EXTRACTED ENTRIES:
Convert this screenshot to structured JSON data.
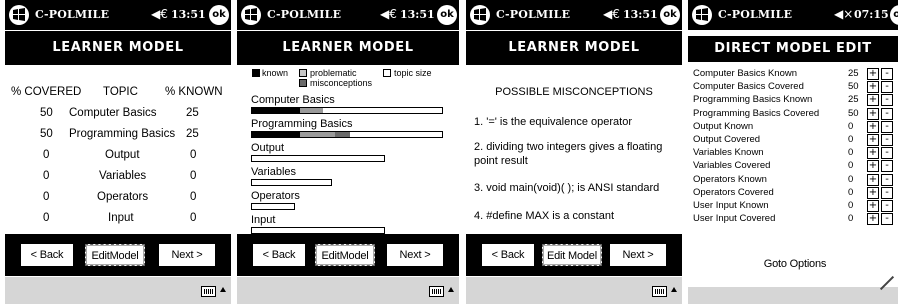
{
  "app": {
    "title": "C-POLMILE",
    "ok_label": "ok",
    "speaker": "◀€"
  },
  "screens": [
    {
      "time": "13:51",
      "header": "LEARNER MODEL",
      "table": {
        "columns": [
          "% COVERED",
          "TOPIC",
          "% KNOWN"
        ],
        "rows": [
          [
            "50",
            "Computer Basics",
            "25"
          ],
          [
            "50",
            "Programming Basics",
            "25"
          ],
          [
            "0",
            "Output",
            "0"
          ],
          [
            "0",
            "Variables",
            "0"
          ],
          [
            "0",
            "Operators",
            "0"
          ],
          [
            "0",
            "Input",
            "0"
          ]
        ]
      },
      "buttons": {
        "back": "< Back",
        "edit": "EditModel",
        "next": "Next >"
      }
    },
    {
      "time": "13:51",
      "header": "LEARNER MODEL",
      "legend": {
        "known": "known",
        "problematic": "problematic",
        "topic_size": "topic size",
        "misconceptions": "misconceptions"
      },
      "topics": [
        {
          "name": "Computer Basics",
          "topic_size": 1.0,
          "known": 0.25,
          "problematic": 0.12
        },
        {
          "name": "Programming Basics",
          "topic_size": 1.0,
          "known": 0.25,
          "problematic": 0.18,
          "misconceptions": 0.08
        },
        {
          "name": "Output",
          "topic_size": 0.7
        },
        {
          "name": "Variables",
          "topic_size": 0.42
        },
        {
          "name": "Operators",
          "topic_size": 0.23
        },
        {
          "name": "Input",
          "topic_size": 0.7
        }
      ],
      "colors": {
        "known": "#000000",
        "problematic": "#9a9a9a",
        "misconceptions": "#6a6a6a",
        "topic_size": "#ffffff"
      },
      "buttons": {
        "back": "< Back",
        "edit": "EditModel",
        "next": "Next >"
      }
    },
    {
      "time": "13:51",
      "header": "LEARNER MODEL",
      "title": "POSSIBLE MISCONCEPTIONS",
      "items": [
        "1. '=' is the equivalence operator",
        "2. dividing two integers gives a floating point result",
        "3. void main(void)( ); is ANSI standard",
        "4. #define MAX is a constant"
      ],
      "buttons": {
        "back": "< Back",
        "edit": "Edit Model",
        "next": "Next >"
      }
    },
    {
      "time": "07:15",
      "speaker": "◀×",
      "header": "DIRECT MODEL EDIT",
      "rows": [
        {
          "label": "Computer Basics Known",
          "value": "25"
        },
        {
          "label": "Computer Basics Covered",
          "value": "50"
        },
        {
          "label": "Programming Basics Known",
          "value": "25"
        },
        {
          "label": "Programming Basics Covered",
          "value": "50"
        },
        {
          "label": "Output Known",
          "value": "0"
        },
        {
          "label": "Output Covered",
          "value": "0"
        },
        {
          "label": "Variables Known",
          "value": "0"
        },
        {
          "label": "Variables Covered",
          "value": "0"
        },
        {
          "label": "Operators Known",
          "value": "0"
        },
        {
          "label": "Operators Covered",
          "value": "0"
        },
        {
          "label": "User Input Known",
          "value": "0"
        },
        {
          "label": "User Input Covered",
          "value": "0"
        }
      ],
      "plus": "+",
      "minus": "-",
      "goto": "Goto Options"
    }
  ]
}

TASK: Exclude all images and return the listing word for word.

EXERCISE OUTPUT:
Convert this screenshot to structured JSON data.
{
  "app": {
    "title": "C-POLMILE",
    "ok_label": "ok",
    "speaker": "◀€"
  },
  "screens": [
    {
      "time": "13:51",
      "header": "LEARNER MODEL",
      "table": {
        "columns": [
          "% COVERED",
          "TOPIC",
          "% KNOWN"
        ],
        "rows": [
          [
            "50",
            "Computer Basics",
            "25"
          ],
          [
            "50",
            "Programming Basics",
            "25"
          ],
          [
            "0",
            "Output",
            "0"
          ],
          [
            "0",
            "Variables",
            "0"
          ],
          [
            "0",
            "Operators",
            "0"
          ],
          [
            "0",
            "Input",
            "0"
          ]
        ]
      },
      "buttons": {
        "back": "< Back",
        "edit": "EditModel",
        "next": "Next >"
      }
    },
    {
      "time": "13:51",
      "header": "LEARNER MODEL",
      "legend": {
        "known": "known",
        "problematic": "problematic",
        "topic_size": "topic size",
        "misconceptions": "misconceptions"
      },
      "topics": [
        {
          "name": "Computer Basics",
          "topic_size": 1.0,
          "known": 0.25,
          "problematic": 0.12
        },
        {
          "name": "Programming Basics",
          "topic_size": 1.0,
          "known": 0.25,
          "problematic": 0.18,
          "misconceptions": 0.08
        },
        {
          "name": "Output",
          "topic_size": 0.7
        },
        {
          "name": "Variables",
          "topic_size": 0.42
        },
        {
          "name": "Operators",
          "topic_size": 0.23
        },
        {
          "name": "Input",
          "topic_size": 0.7
        }
      ],
      "colors": {
        "known": "#000000",
        "problematic": "#9a9a9a",
        "misconceptions": "#6a6a6a",
        "topic_size": "#ffffff"
      },
      "buttons": {
        "back": "< Back",
        "edit": "EditModel",
        "next": "Next >"
      }
    },
    {
      "time": "13:51",
      "header": "LEARNER MODEL",
      "title": "POSSIBLE MISCONCEPTIONS",
      "items": [
        "1. '=' is the equivalence operator",
        "2. dividing two integers gives a floating point result",
        "3. void main(void)( ); is ANSI standard",
        "4. #define MAX is a constant"
      ],
      "buttons": {
        "back": "< Back",
        "edit": "Edit Model",
        "next": "Next >"
      }
    },
    {
      "time": "07:15",
      "speaker": "◀×",
      "header": "DIRECT MODEL EDIT",
      "rows": [
        {
          "label": "Computer Basics Known",
          "value": "25"
        },
        {
          "label": "Computer Basics Covered",
          "value": "50"
        },
        {
          "label": "Programming Basics Known",
          "value": "25"
        },
        {
          "label": "Programming Basics Covered",
          "value": "50"
        },
        {
          "label": "Output Known",
          "value": "0"
        },
        {
          "label": "Output Covered",
          "value": "0"
        },
        {
          "label": "Variables Known",
          "value": "0"
        },
        {
          "label": "Variables Covered",
          "value": "0"
        },
        {
          "label": "Operators Known",
          "value": "0"
        },
        {
          "label": "Operators Covered",
          "value": "0"
        },
        {
          "label": "User Input Known",
          "value": "0"
        },
        {
          "label": "User Input Covered",
          "value": "0"
        }
      ],
      "plus": "+",
      "minus": "-",
      "goto": "Goto Options"
    }
  ]
}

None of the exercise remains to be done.